Censored value, if our planned output was somehow empty. This ensures that someone looking at the log does not know if the original input value was originally empty, or contained less characters than the supplied
Censor string (that the reason the
Censor string is padded with asterisk as well).
Packaging it all together, you end up with a pretty straight forward way to mark members of your classes as sensitive and perform some form of modification to the data before putting it through serialization. If you need to serialize the same object without the redaction, such as for writing to a DB, posting to an endpoint, or writing out to a file, you simply run it through the serializer without sending in the
CensoredJsonSerializerSettings. Additionally, the
<T> value of the
CensoredJsonSerializerSettings allows you to use multiple children of the
CensoredContentAttribute in a single class and optionally trigger specific censor attributes based on the value you send in as
<T>. For example, we use the
<RedactedAttribute> value for
<T> when serializing for logs, and the
<LargeDataAttribute> when serializing for the DB.
Custom attributes provide a world of options and capabilities that every developer tends to find their own unique way of using.
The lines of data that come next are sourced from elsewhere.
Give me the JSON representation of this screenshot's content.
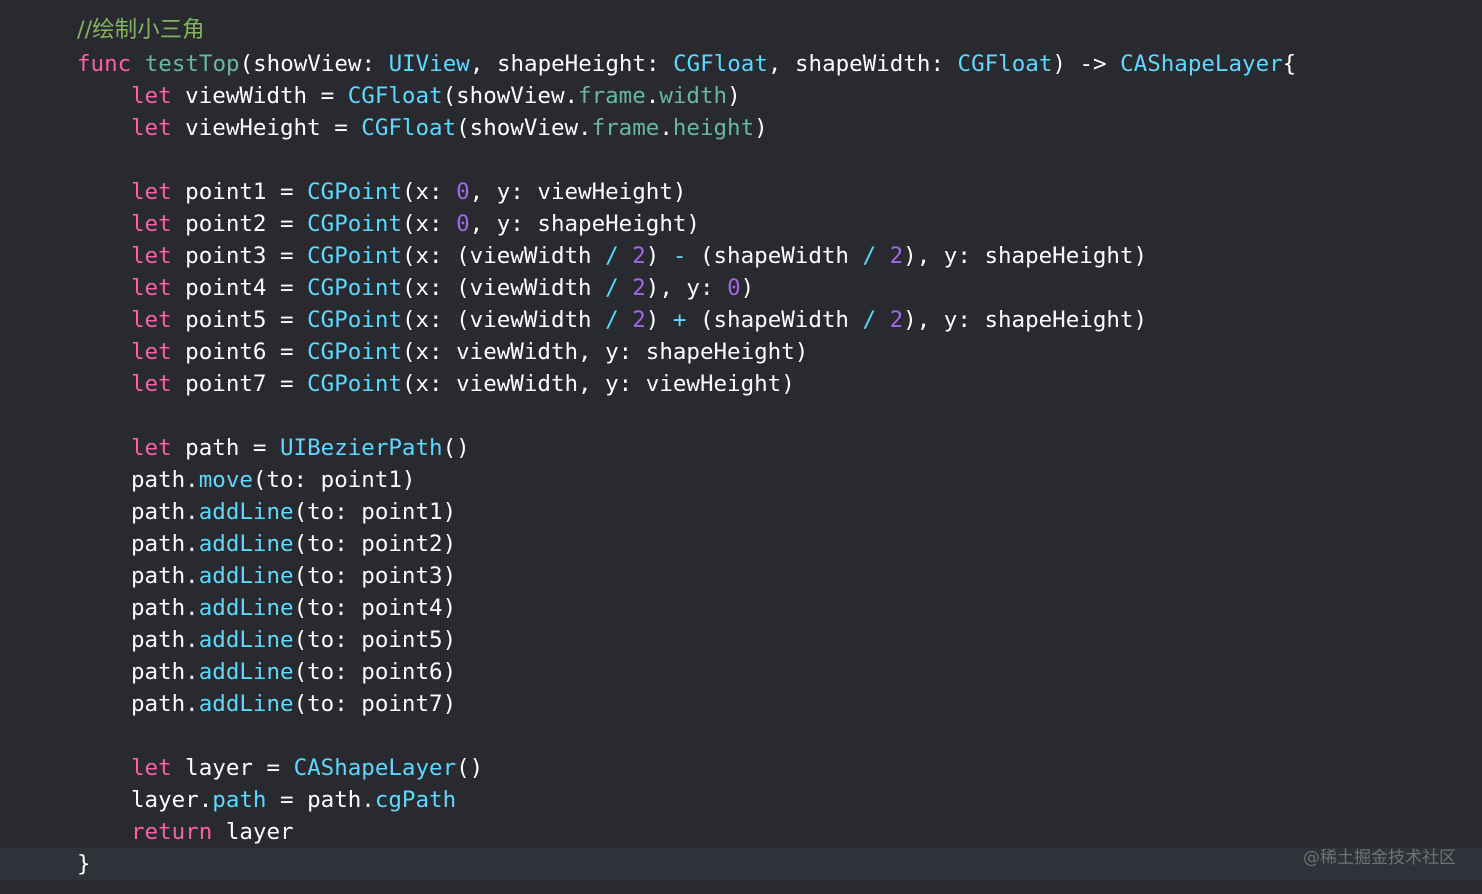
{
  "theme": {
    "background": "#292a30",
    "current_line_background": "#2f3239",
    "keyword": "#fc5fa3",
    "type": "#5dd8ff",
    "member": "#67b7a4",
    "number": "#a167e6",
    "comment": "#84b360",
    "plain": "#ffffff"
  },
  "code": {
    "lines": [
      {
        "indent": 0,
        "tokens": [
          {
            "t": "//绘制小三角",
            "c": "comment-zh"
          }
        ]
      },
      {
        "indent": 0,
        "tokens": [
          {
            "t": "func",
            "c": "kw"
          },
          {
            "t": " ",
            "c": "plain"
          },
          {
            "t": "testTop",
            "c": "fn"
          },
          {
            "t": "(showView: ",
            "c": "plain"
          },
          {
            "t": "UIView",
            "c": "type"
          },
          {
            "t": ", shapeHeight: ",
            "c": "plain"
          },
          {
            "t": "CGFloat",
            "c": "type"
          },
          {
            "t": ", shapeWidth: ",
            "c": "plain"
          },
          {
            "t": "CGFloat",
            "c": "type"
          },
          {
            "t": ") -> ",
            "c": "plain"
          },
          {
            "t": "CAShapeLayer",
            "c": "type"
          },
          {
            "t": "{",
            "c": "plain"
          }
        ]
      },
      {
        "indent": 1,
        "tokens": [
          {
            "t": "let",
            "c": "kw"
          },
          {
            "t": " viewWidth = ",
            "c": "plain"
          },
          {
            "t": "CGFloat",
            "c": "type"
          },
          {
            "t": "(showView.",
            "c": "plain"
          },
          {
            "t": "frame",
            "c": "member"
          },
          {
            "t": ".",
            "c": "plain"
          },
          {
            "t": "width",
            "c": "member"
          },
          {
            "t": ")",
            "c": "plain"
          }
        ]
      },
      {
        "indent": 1,
        "tokens": [
          {
            "t": "let",
            "c": "kw"
          },
          {
            "t": " viewHeight = ",
            "c": "plain"
          },
          {
            "t": "CGFloat",
            "c": "type"
          },
          {
            "t": "(showView.",
            "c": "plain"
          },
          {
            "t": "frame",
            "c": "member"
          },
          {
            "t": ".",
            "c": "plain"
          },
          {
            "t": "height",
            "c": "member"
          },
          {
            "t": ")",
            "c": "plain"
          }
        ]
      },
      {
        "indent": 1,
        "tokens": []
      },
      {
        "indent": 1,
        "tokens": [
          {
            "t": "let",
            "c": "kw"
          },
          {
            "t": " point1 = ",
            "c": "plain"
          },
          {
            "t": "CGPoint",
            "c": "type"
          },
          {
            "t": "(x: ",
            "c": "plain"
          },
          {
            "t": "0",
            "c": "neutral"
          },
          {
            "t": ", y: viewHeight)",
            "c": "plain"
          }
        ]
      },
      {
        "indent": 1,
        "tokens": [
          {
            "t": "let",
            "c": "kw"
          },
          {
            "t": " point2 = ",
            "c": "plain"
          },
          {
            "t": "CGPoint",
            "c": "type"
          },
          {
            "t": "(x: ",
            "c": "plain"
          },
          {
            "t": "0",
            "c": "neutral"
          },
          {
            "t": ", y: shapeHeight)",
            "c": "plain"
          }
        ]
      },
      {
        "indent": 1,
        "tokens": [
          {
            "t": "let",
            "c": "kw"
          },
          {
            "t": " point3 = ",
            "c": "plain"
          },
          {
            "t": "CGPoint",
            "c": "type"
          },
          {
            "t": "(x: (viewWidth ",
            "c": "plain"
          },
          {
            "t": "/",
            "c": "type"
          },
          {
            "t": " ",
            "c": "plain"
          },
          {
            "t": "2",
            "c": "neutral"
          },
          {
            "t": ") ",
            "c": "plain"
          },
          {
            "t": "-",
            "c": "type"
          },
          {
            "t": " (shapeWidth ",
            "c": "plain"
          },
          {
            "t": "/",
            "c": "type"
          },
          {
            "t": " ",
            "c": "plain"
          },
          {
            "t": "2",
            "c": "neutral"
          },
          {
            "t": "), y: shapeHeight)",
            "c": "plain"
          }
        ]
      },
      {
        "indent": 1,
        "tokens": [
          {
            "t": "let",
            "c": "kw"
          },
          {
            "t": " point4 = ",
            "c": "plain"
          },
          {
            "t": "CGPoint",
            "c": "type"
          },
          {
            "t": "(x: (viewWidth ",
            "c": "plain"
          },
          {
            "t": "/",
            "c": "type"
          },
          {
            "t": " ",
            "c": "plain"
          },
          {
            "t": "2",
            "c": "neutral"
          },
          {
            "t": "), y: ",
            "c": "plain"
          },
          {
            "t": "0",
            "c": "neutral"
          },
          {
            "t": ")",
            "c": "plain"
          }
        ]
      },
      {
        "indent": 1,
        "tokens": [
          {
            "t": "let",
            "c": "kw"
          },
          {
            "t": " point5 = ",
            "c": "plain"
          },
          {
            "t": "CGPoint",
            "c": "type"
          },
          {
            "t": "(x: (viewWidth ",
            "c": "plain"
          },
          {
            "t": "/",
            "c": "type"
          },
          {
            "t": " ",
            "c": "plain"
          },
          {
            "t": "2",
            "c": "neutral"
          },
          {
            "t": ") ",
            "c": "plain"
          },
          {
            "t": "+",
            "c": "type"
          },
          {
            "t": " (shapeWidth ",
            "c": "plain"
          },
          {
            "t": "/",
            "c": "type"
          },
          {
            "t": " ",
            "c": "plain"
          },
          {
            "t": "2",
            "c": "neutral"
          },
          {
            "t": "), y: shapeHeight)",
            "c": "plain"
          }
        ]
      },
      {
        "indent": 1,
        "tokens": [
          {
            "t": "let",
            "c": "kw"
          },
          {
            "t": " point6 = ",
            "c": "plain"
          },
          {
            "t": "CGPoint",
            "c": "type"
          },
          {
            "t": "(x: viewWidth, y: shapeHeight)",
            "c": "plain"
          }
        ]
      },
      {
        "indent": 1,
        "tokens": [
          {
            "t": "let",
            "c": "kw"
          },
          {
            "t": " point7 = ",
            "c": "plain"
          },
          {
            "t": "CGPoint",
            "c": "type"
          },
          {
            "t": "(x: viewWidth, y: viewHeight)",
            "c": "plain"
          }
        ]
      },
      {
        "indent": 1,
        "tokens": []
      },
      {
        "indent": 1,
        "tokens": [
          {
            "t": "let",
            "c": "kw"
          },
          {
            "t": " path = ",
            "c": "plain"
          },
          {
            "t": "UIBezierPath",
            "c": "type"
          },
          {
            "t": "()",
            "c": "plain"
          }
        ]
      },
      {
        "indent": 1,
        "tokens": [
          {
            "t": "path.",
            "c": "plain"
          },
          {
            "t": "move",
            "c": "type"
          },
          {
            "t": "(to: point1)",
            "c": "plain"
          }
        ]
      },
      {
        "indent": 1,
        "tokens": [
          {
            "t": "path.",
            "c": "plain"
          },
          {
            "t": "addLine",
            "c": "type"
          },
          {
            "t": "(to: point1)",
            "c": "plain"
          }
        ]
      },
      {
        "indent": 1,
        "tokens": [
          {
            "t": "path.",
            "c": "plain"
          },
          {
            "t": "addLine",
            "c": "type"
          },
          {
            "t": "(to: point2)",
            "c": "plain"
          }
        ]
      },
      {
        "indent": 1,
        "tokens": [
          {
            "t": "path.",
            "c": "plain"
          },
          {
            "t": "addLine",
            "c": "type"
          },
          {
            "t": "(to: point3)",
            "c": "plain"
          }
        ]
      },
      {
        "indent": 1,
        "tokens": [
          {
            "t": "path.",
            "c": "plain"
          },
          {
            "t": "addLine",
            "c": "type"
          },
          {
            "t": "(to: point4)",
            "c": "plain"
          }
        ]
      },
      {
        "indent": 1,
        "tokens": [
          {
            "t": "path.",
            "c": "plain"
          },
          {
            "t": "addLine",
            "c": "type"
          },
          {
            "t": "(to: point5)",
            "c": "plain"
          }
        ]
      },
      {
        "indent": 1,
        "tokens": [
          {
            "t": "path.",
            "c": "plain"
          },
          {
            "t": "addLine",
            "c": "type"
          },
          {
            "t": "(to: point6)",
            "c": "plain"
          }
        ]
      },
      {
        "indent": 1,
        "tokens": [
          {
            "t": "path.",
            "c": "plain"
          },
          {
            "t": "addLine",
            "c": "type"
          },
          {
            "t": "(to: point7)",
            "c": "plain"
          }
        ]
      },
      {
        "indent": 1,
        "tokens": []
      },
      {
        "indent": 1,
        "tokens": [
          {
            "t": "let",
            "c": "kw"
          },
          {
            "t": " layer = ",
            "c": "plain"
          },
          {
            "t": "CAShapeLayer",
            "c": "type"
          },
          {
            "t": "()",
            "c": "plain"
          }
        ]
      },
      {
        "indent": 1,
        "tokens": [
          {
            "t": "layer.",
            "c": "plain"
          },
          {
            "t": "path",
            "c": "type"
          },
          {
            "t": " = path.",
            "c": "plain"
          },
          {
            "t": "cgPath",
            "c": "type"
          }
        ]
      },
      {
        "indent": 1,
        "tokens": [
          {
            "t": "return",
            "c": "kw"
          },
          {
            "t": " layer",
            "c": "plain"
          }
        ]
      },
      {
        "indent": 0,
        "current": true,
        "tokens": [
          {
            "t": "}",
            "c": "plain"
          }
        ]
      }
    ]
  },
  "watermark": {
    "text": "@稀土掘金技术社区"
  }
}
The
CensoredContentAttribute is just one of the custom attributes we utilize here at DealerOn and I plan on covering more of our helpful snippets and libraries in the future. Thanks for checking this out, and I look forward to reading how you are utilizing custom attributes in you’re own projects.